Pump and Treat of Contaminated Groundwater at the Keefe Environmental Services Superfund Site, Epping, New Hampshire

Site Name:

Keefe Environmental Services Superfund Site


Epping, New Hampshire

Period of

Status: Ongoing
Report covers: 4/93 - 5/97


Full-scale cleanup (interim results)


David Didian
Woodward & Curran, Inc. (W&C)
41 Hutchins Drive
Portland, ME 04101
(207) 774-2112

Pump and Treat
- Groundwater is extracted using 5 wells, located off site, and 1 trench, located on site, at an average total pumping rate of 23.4 gpm
- Extracted groundwater is treated with coagulation/flocculation and air stripping
- Treated groundwater is discharged to the groundwater through an infiltration trench and spray irrigation system

Cleanup Authority:
CERCLA Remedial
- ROD Date: 3/21/88
- ESD Date: 6/90

EPA Point of Contact:
Darryl Luce, RPM
U.S. EPA Region 1
JFK Federal Building
One Congress Street
Boston, MA 02203
(617) 573-5767
State Point of Contact:
Tom Andrews
6 Hazen Drive
Concord, NH 03301
(603) 271-2910

Chlorinated solvents
- Maximum concentrations included PCE (140 µg/L), TCE (210 µg/L), 1,1-DCE (1,200 µg/L)

Volatiles- nonhalogenated
- Maximum concentrations included benzene (160 µg/L)

Waste Source:
Storage of drums and containers, unauthorized dumping, leaking lagoon

Type/Quantity of Media Treated:
- 46 million gallons treated as of May 1997
- Extraction wells are located in 2 aquifers, which are not influenced by a nearby surface water
- Hydraulic conductivity ranges from 0.025 to 42.5 ft/day

Purpose/Significance of Application:
Performed optimization study after two years of operation; relatively low groundwater flow

Regulatory Requirements/Cleanup Goals:
- Cleanup standards were established for the upper overburden and bedrock aquifers on site and the sand and gravel aquifer off site.
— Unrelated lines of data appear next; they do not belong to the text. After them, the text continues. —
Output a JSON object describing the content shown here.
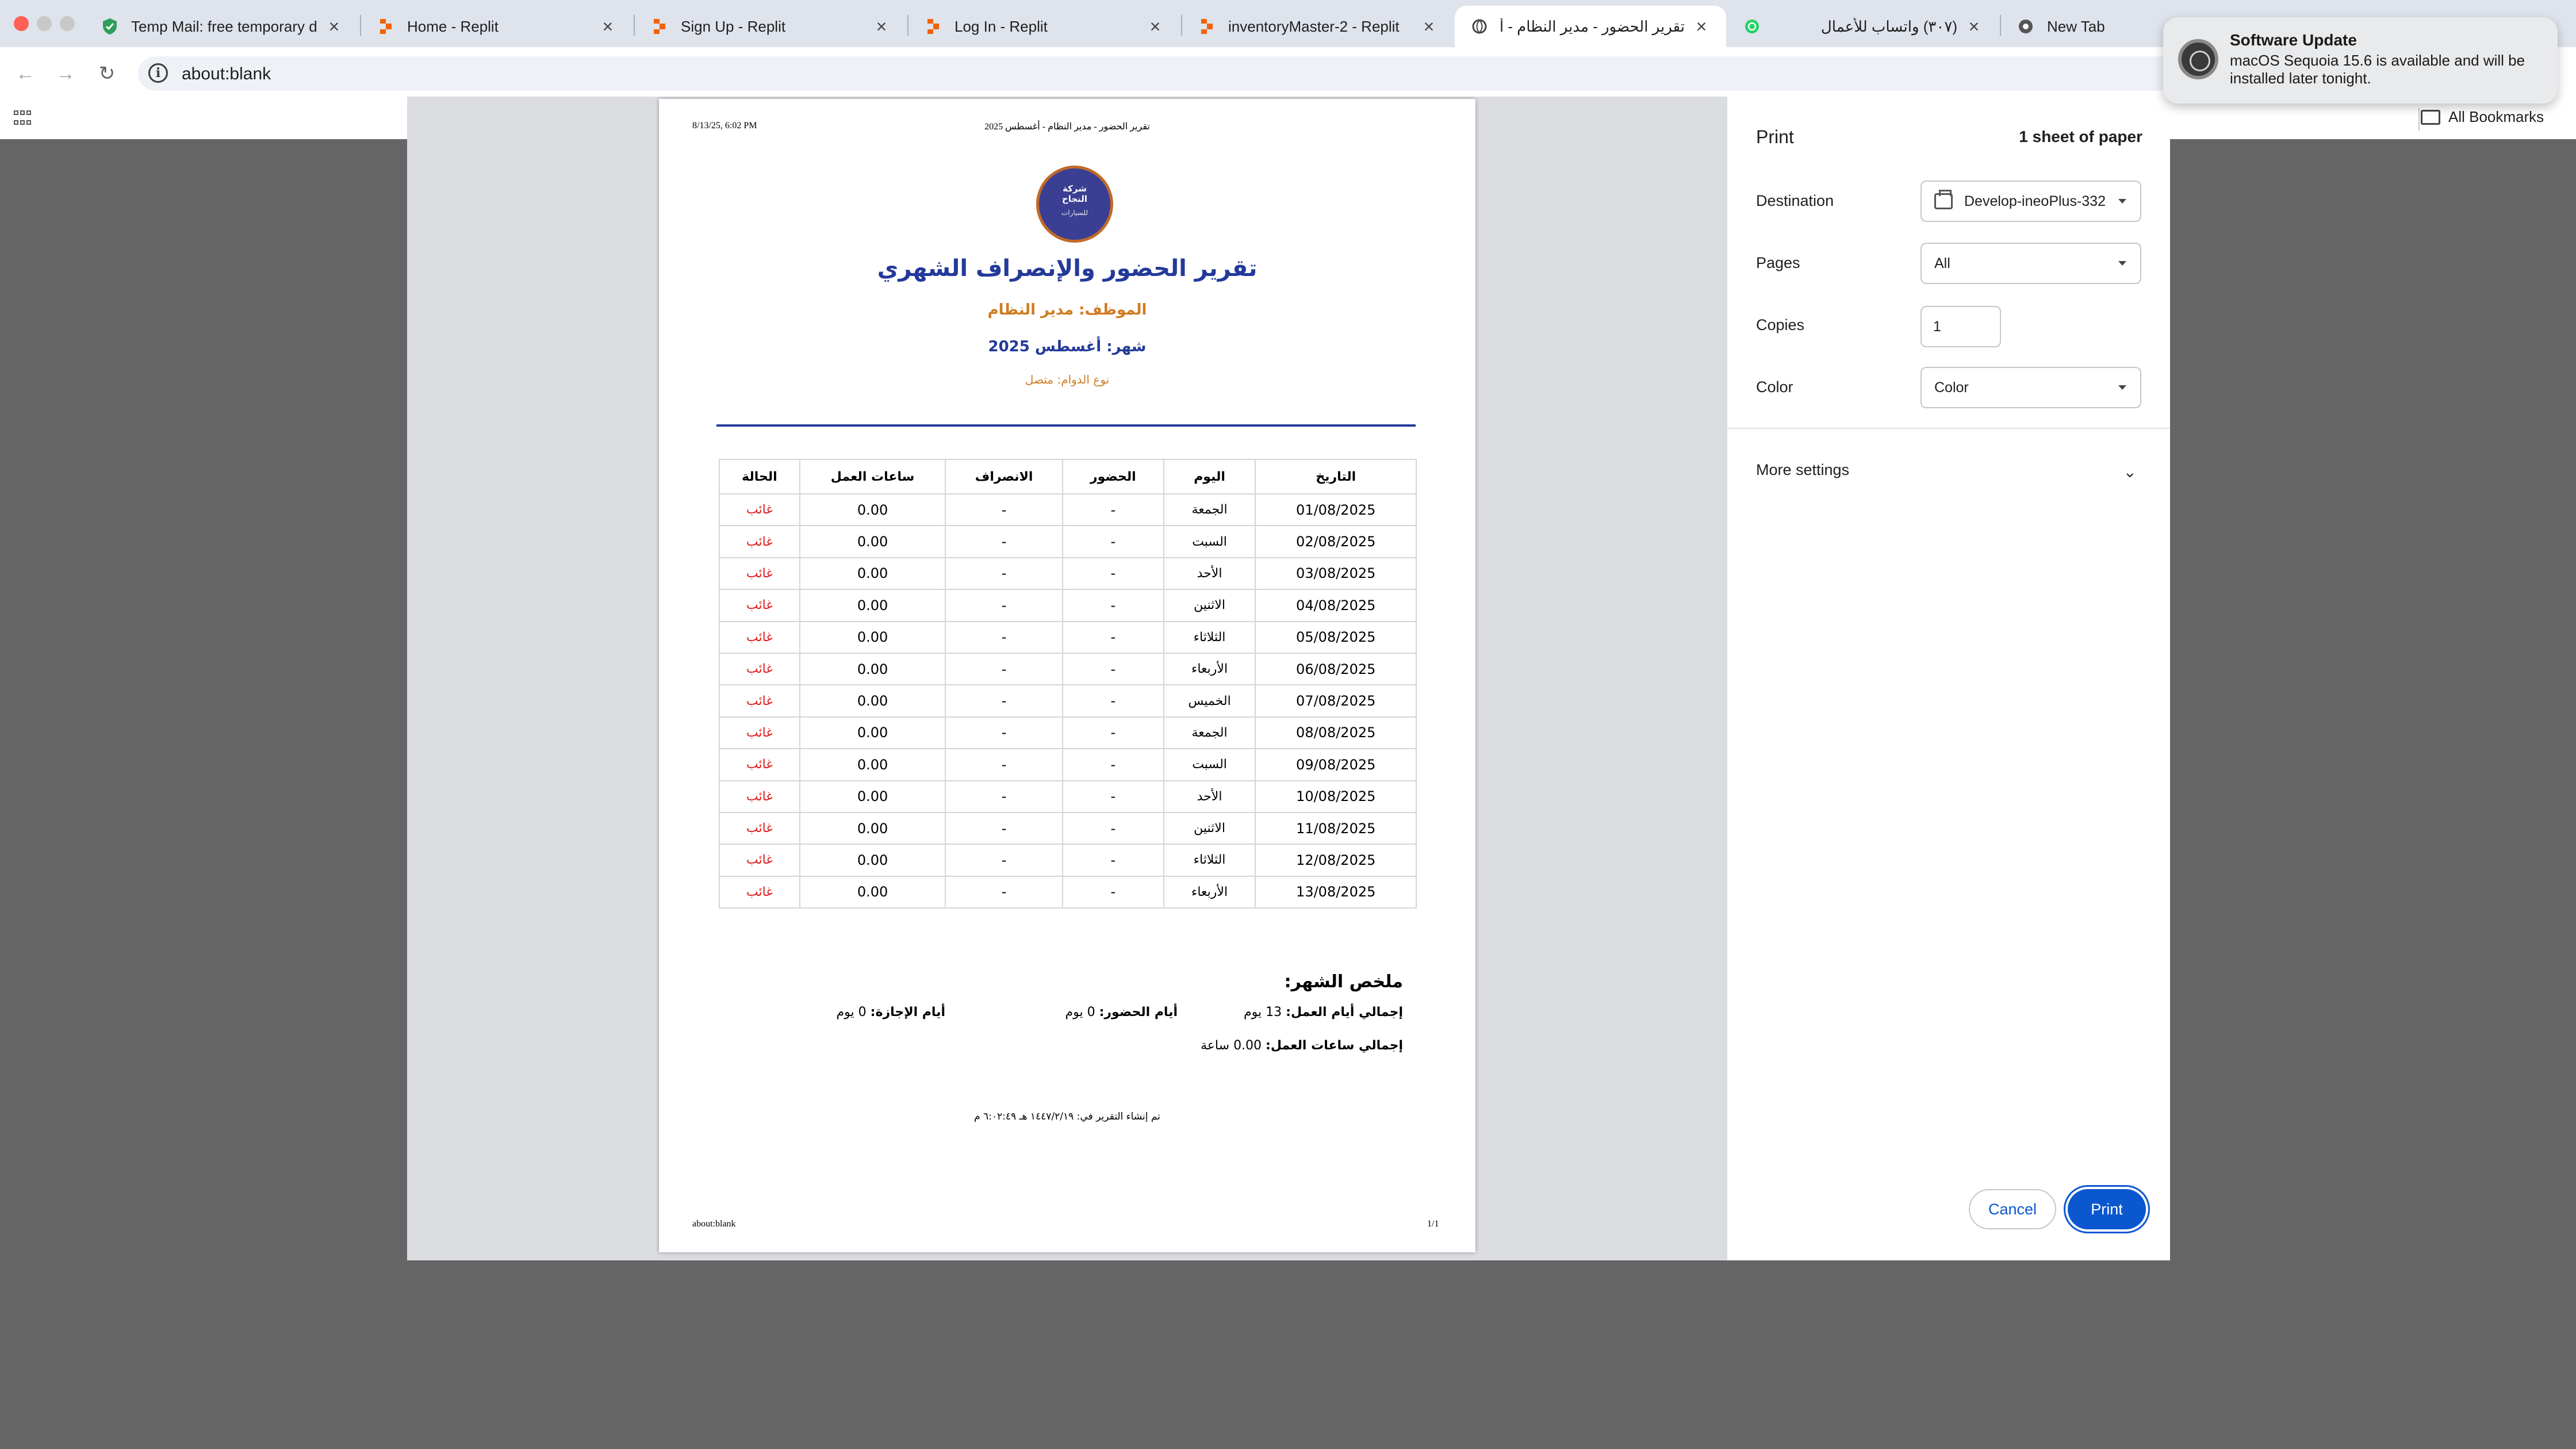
{
  "browser": {
    "tabs": [
      {
        "label": "Temp Mail: free temporary dis",
        "icon": "shield-check-icon",
        "color": "#2e9e5b"
      },
      {
        "label": "Home - Replit",
        "icon": "replit-icon",
        "color": "#f26207"
      },
      {
        "label": "Sign Up - Replit",
        "icon": "replit-icon",
        "color": "#f26207"
      },
      {
        "label": "Log In - Replit",
        "icon": "replit-icon",
        "color": "#f26207"
      },
      {
        "label": "inventoryMaster-2 - Replit",
        "icon": "replit-icon",
        "color": "#f26207"
      },
      {
        "label": "تقرير الحضور - مدير النظام - أغسطس",
        "icon": "globe-icon",
        "color": "#444444",
        "active": true
      },
      {
        "label": "(٣٠٧) واتساب للأعمال",
        "icon": "whatsapp-icon",
        "color": "#25d366"
      },
      {
        "label": "New Tab",
        "icon": "chrome-icon",
        "color": "#444444"
      }
    ],
    "url": "about:blank",
    "bookmarks_label": "All Bookmarks"
  },
  "report": {
    "header_left": "8/13/25, 6:02 PM",
    "header_center": "تقرير الحضور - مدير النظام - أغسطس 2025",
    "logo_line1": "شركة",
    "logo_line2": "النجاح",
    "logo_line3": "للسيارات",
    "title": "تقرير الحضور والإنصراف الشهري",
    "employee": "الموظف: مدير النظام",
    "month": "شهر: أغسطس 2025",
    "shift": "نوع الدوام: متصل",
    "columns": [
      "التاريخ",
      "اليوم",
      "الحضور",
      "الانصراف",
      "ساعات العمل",
      "الحالة"
    ],
    "rows": [
      {
        "date": "01/08/2025",
        "day": "الجمعة",
        "in": "-",
        "out": "-",
        "hours": "0.00",
        "status": "غائب"
      },
      {
        "date": "02/08/2025",
        "day": "السبت",
        "in": "-",
        "out": "-",
        "hours": "0.00",
        "status": "غائب"
      },
      {
        "date": "03/08/2025",
        "day": "الأحد",
        "in": "-",
        "out": "-",
        "hours": "0.00",
        "status": "غائب"
      },
      {
        "date": "04/08/2025",
        "day": "الاثنين",
        "in": "-",
        "out": "-",
        "hours": "0.00",
        "status": "غائب"
      },
      {
        "date": "05/08/2025",
        "day": "الثلاثاء",
        "in": "-",
        "out": "-",
        "hours": "0.00",
        "status": "غائب"
      },
      {
        "date": "06/08/2025",
        "day": "الأربعاء",
        "in": "-",
        "out": "-",
        "hours": "0.00",
        "status": "غائب"
      },
      {
        "date": "07/08/2025",
        "day": "الخميس",
        "in": "-",
        "out": "-",
        "hours": "0.00",
        "status": "غائب"
      },
      {
        "date": "08/08/2025",
        "day": "الجمعة",
        "in": "-",
        "out": "-",
        "hours": "0.00",
        "status": "غائب"
      },
      {
        "date": "09/08/2025",
        "day": "السبت",
        "in": "-",
        "out": "-",
        "hours": "0.00",
        "status": "غائب"
      },
      {
        "date": "10/08/2025",
        "day": "الأحد",
        "in": "-",
        "out": "-",
        "hours": "0.00",
        "status": "غائب"
      },
      {
        "date": "11/08/2025",
        "day": "الاثنين",
        "in": "-",
        "out": "-",
        "hours": "0.00",
        "status": "غائب"
      },
      {
        "date": "12/08/2025",
        "day": "الثلاثاء",
        "in": "-",
        "out": "-",
        "hours": "0.00",
        "status": "غائب"
      },
      {
        "date": "13/08/2025",
        "day": "الأربعاء",
        "in": "-",
        "out": "-",
        "hours": "0.00",
        "status": "غائب"
      }
    ],
    "summary_title": "ملخص الشهر:",
    "total_days_label": "إجمالي أيام العمل:",
    "total_days_value": "13 يوم",
    "present_days_label": "أيام الحضور:",
    "present_days_value": "0 يوم",
    "leave_days_label": "أيام الإجازة:",
    "leave_days_value": "0 يوم",
    "total_hours_label": "إجمالي ساعات العمل:",
    "total_hours_value": "0.00 ساعة",
    "generated_note": "تم إنشاء التقرير في: ١٤٤٧/٢/١٩ هـ ٦:٠٢:٤٩ م",
    "footer_left": "about:blank",
    "footer_right": "1/1"
  },
  "print_panel": {
    "title": "Print",
    "sheets": "1 sheet of paper",
    "destination_label": "Destination",
    "destination_value": "Develop-ineoPlus-332",
    "pages_label": "Pages",
    "pages_value": "All",
    "copies_label": "Copies",
    "copies_value": "1",
    "color_label": "Color",
    "color_value": "Color",
    "more_settings": "More settings",
    "cancel": "Cancel",
    "print": "Print"
  },
  "notification": {
    "title": "Software Update",
    "body": "macOS Sequoia 15.6 is available and will be installed later tonight."
  }
}
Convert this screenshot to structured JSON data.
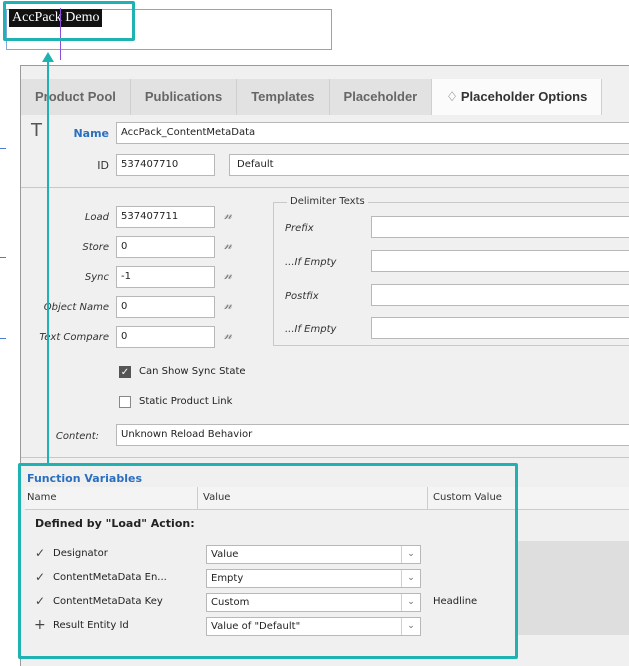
{
  "document": {
    "title": "AccPack Demo"
  },
  "tabs": [
    {
      "label": "Product Pool",
      "active": false
    },
    {
      "label": "Publications",
      "active": false
    },
    {
      "label": "Templates",
      "active": false
    },
    {
      "label": "Placeholder",
      "active": false
    },
    {
      "label": "Placeholder Options",
      "active": true,
      "icon": "♢"
    }
  ],
  "type_glyph": "T",
  "name": {
    "label": "Name",
    "value": "AccPack_ContentMetaData"
  },
  "id": {
    "label": "ID",
    "value": "537407710",
    "default": "Default"
  },
  "actions": [
    {
      "label": "Load",
      "value": "537407711"
    },
    {
      "label": "Store",
      "value": "0"
    },
    {
      "label": "Sync",
      "value": "-1"
    },
    {
      "label": "Object Name",
      "value": "0"
    },
    {
      "label": "Text Compare",
      "value": "0"
    }
  ],
  "delimiter": {
    "title": "Delimiter Texts",
    "fields": [
      {
        "label": "Prefix",
        "value": ""
      },
      {
        "label": "...If Empty",
        "value": ""
      },
      {
        "label": "Postfix",
        "value": ""
      },
      {
        "label": "...If Empty",
        "value": ""
      }
    ]
  },
  "checkboxes": [
    {
      "label": "Can Show Sync State",
      "checked": true
    },
    {
      "label": "Static Product Link",
      "checked": false
    }
  ],
  "content": {
    "label": "Content:",
    "value": "Unknown Reload Behavior"
  },
  "function_variables": {
    "title": "Function Variables",
    "columns": [
      "Name",
      "Value",
      "Custom Value"
    ],
    "group": "Defined by \"Load\" Action:",
    "rows": [
      {
        "symbol": "✓",
        "name": "Designator",
        "value": "Value",
        "custom": ""
      },
      {
        "symbol": "✓",
        "name": "ContentMetaData En...",
        "value": "Empty",
        "custom": ""
      },
      {
        "symbol": "✓",
        "name": "ContentMetaData Key",
        "value": "Custom",
        "custom": "Headline"
      },
      {
        "symbol": "+",
        "name": "Result Entity Id",
        "value": "Value of \"Default\"",
        "custom": ""
      }
    ]
  },
  "colors": {
    "highlight": "#20b2b2",
    "accent_blue": "#2a6fbf"
  },
  "icons": {
    "edit": "edit-script-icon",
    "dropdown": "chevron-down-icon"
  }
}
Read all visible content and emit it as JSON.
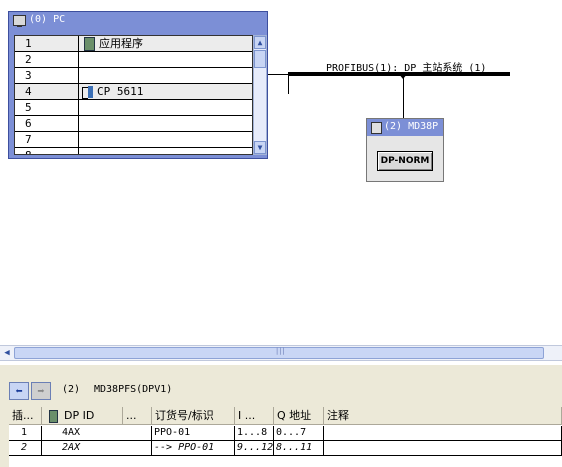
{
  "station": {
    "title": "(0) PC",
    "slots": [
      {
        "num": "1",
        "module": "应用程序",
        "icon": "application-icon"
      },
      {
        "num": "2",
        "module": ""
      },
      {
        "num": "3",
        "module": ""
      },
      {
        "num": "4",
        "module": "CP 5611",
        "icon": "cp-network-card-icon"
      },
      {
        "num": "5",
        "module": ""
      },
      {
        "num": "6",
        "module": ""
      },
      {
        "num": "7",
        "module": ""
      },
      {
        "num": "8",
        "module": ""
      }
    ]
  },
  "bus": {
    "label": "PROFIBUS(1): DP 主站系统 (1)"
  },
  "slave": {
    "title": "(2) MD38P",
    "button": "DP-NORM"
  },
  "detail": {
    "slave_number": "(2)",
    "slave_name": "MD38PFS(DPV1)",
    "columns": [
      "插...",
      "DP ID",
      "...",
      "订货号/标识",
      "I ...",
      "Q 地址",
      "注释"
    ],
    "rows": [
      {
        "slot": "1",
        "dp_id": "4AX",
        "order": "PPO-01",
        "i_addr": "1...8",
        "q_addr": "0...7",
        "comment": "",
        "italic": false
      },
      {
        "slot": "2",
        "dp_id": "2AX",
        "order": "--> PPO-01",
        "i_addr": "9...12",
        "q_addr": "8...11",
        "comment": "",
        "italic": true
      }
    ]
  },
  "colors": {
    "titlebar": "#7c8fd6",
    "panel": "#ece9d8",
    "scroll": "#c9d6f5"
  }
}
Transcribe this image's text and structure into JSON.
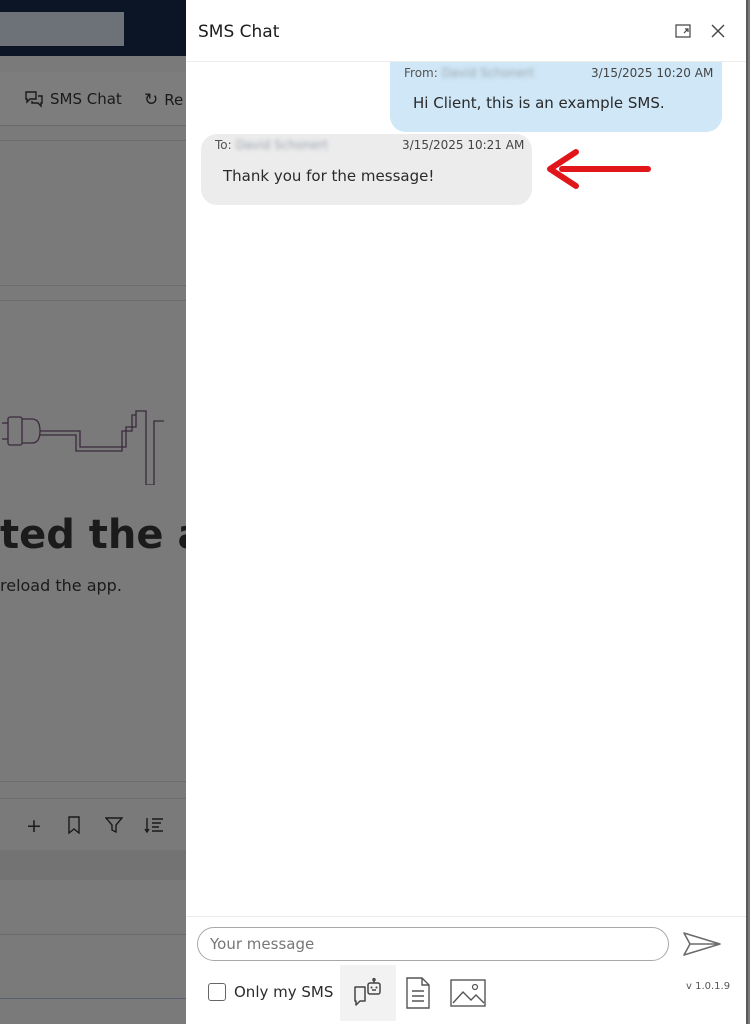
{
  "background_app": {
    "toolbar": {
      "sms_chat_label": "SMS Chat",
      "reload_label": "Re"
    },
    "error_heading": "ted the ap",
    "error_sub": "reload the app."
  },
  "panel": {
    "title": "SMS Chat",
    "messages": [
      {
        "direction": "outgoing",
        "prefix": "From:",
        "name": "David Schonert",
        "time": "3/15/2025 10:20 AM",
        "text": "Hi Client, this is an example SMS."
      },
      {
        "direction": "incoming",
        "prefix": "To:",
        "name": "David Schonert",
        "time": "3/15/2025 10:21 AM",
        "text": "Thank you for the message!"
      }
    ],
    "compose": {
      "placeholder": "Your message",
      "value": "",
      "only_my_sms_label": "Only my SMS",
      "only_my_sms_checked": false,
      "version": "v 1.0.1.9"
    }
  },
  "icons": {
    "expand": "expand-icon",
    "close": "close-icon",
    "send": "send-icon",
    "bot": "bot-chat-icon",
    "document": "document-icon",
    "image": "image-icon",
    "annotation_arrow": "red-arrow-icon"
  },
  "colors": {
    "outgoing_bubble": "#cfe7f6",
    "incoming_bubble": "#ececec",
    "annotation_arrow": "#e0161b"
  }
}
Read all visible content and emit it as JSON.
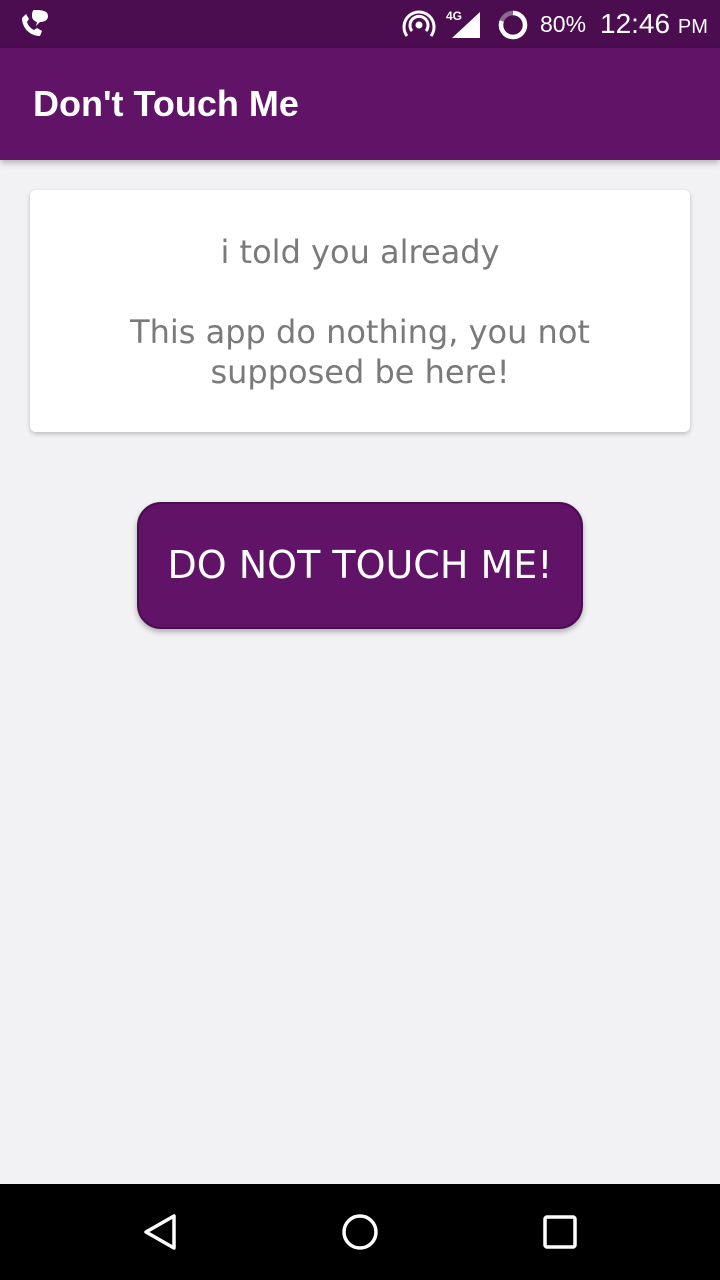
{
  "status_bar": {
    "network_type": "4G",
    "battery_percent": "80%",
    "time": "12:46",
    "time_suffix": "PM",
    "icons": [
      "wifi-calling-icon",
      "hotspot-icon",
      "signal-4g-icon",
      "battery-ring-icon"
    ]
  },
  "app_bar": {
    "title": "Don't Touch Me"
  },
  "card": {
    "line1": "i told you already",
    "line2": "This app do nothing, you not supposed be here!"
  },
  "button": {
    "label": "DO NOT TOUCH ME!"
  },
  "nav_bar": {
    "icons": [
      "back-icon",
      "home-icon",
      "recents-icon"
    ]
  },
  "colors": {
    "primary": "#601367",
    "primary_dark": "#4b0c50",
    "background": "#f2f1f3",
    "card_text": "#7a7a7a"
  }
}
These standards were required to have been met in all monitoring wells in the respective aquifers for two consecutive sampling rounds.
- Cleanup standards were identified for 1,2-DCA (5 µg/L), 1,2-DCE (7 µg/L), TCE (5 µg/L), PCE (5 µg/L), and benzene (5 µg/L).
- The treatment system was required to meet the cleanup goals for groundwater re-injected into the aquifer.
The extraction system must capture and contain the contaminant plume.

- Average contaminant concentrations at the site have decreased 76% from April 1993 to October 1996. However, individual contaminant concentrations have not been reduced to below the cleanup goals.
- The P&T system has removed approximately 68 pounds of contaminants through February 1997.
- The treatment system has consistently met the performance standards established for this application.
- Plume containment has been achieved.

Cost Factors:
- Actual cost data for this application show that approximately $2,408,000 ($1,582,539 in capital costs and $826,000 in O&M) were expended through May 1997, which correspond to $52 per 1,000 gallons of groundwater extracted and $35,000 per pound of contaminant removed.
- The mass removed through the treatment system may be significantly lower than the total mass extracted from the groundwater because of volatilization and other loses prior to the treatment plant; therefore, the cost per pound removed may be less than shown above.

Keefe Environmental Services operated from 1978 until 1981 as a spent solvent bulking, recovery, and reclamation facility. The facility consisted of drum storage areas, large bulk storage tanks, equipment shelters, a bulking area, and a 700,000-gallon, synthetically-lined waste lagoon. In 1979, a groundwater monitoring program began, and chlorinated solvents were detected. The site was added to the NPL in 1983 and a ROD was signed in March 1988. An ESD was issued in June 1990.

The current extraction system consists of four wells in the upper overburden aquifer, one well in the bedrock aquifer, and a collection trench. This extraction system was modified in 1995 (two years after startup) to optimize performance. Two wells were added and two others removed; locations for the new wells were selected to increase extraction rates. The treatment system consists of a coagulation/flocculation unit, an air stripping tower, and a vapor-phase carbon adsorption unit; the maximum design flow rate is 60 gpm. After four years of operation, the P&T system has reduced average contaminant concentrations within the plume and contained the plume from further migration. The site has not, however, met cleanup goals.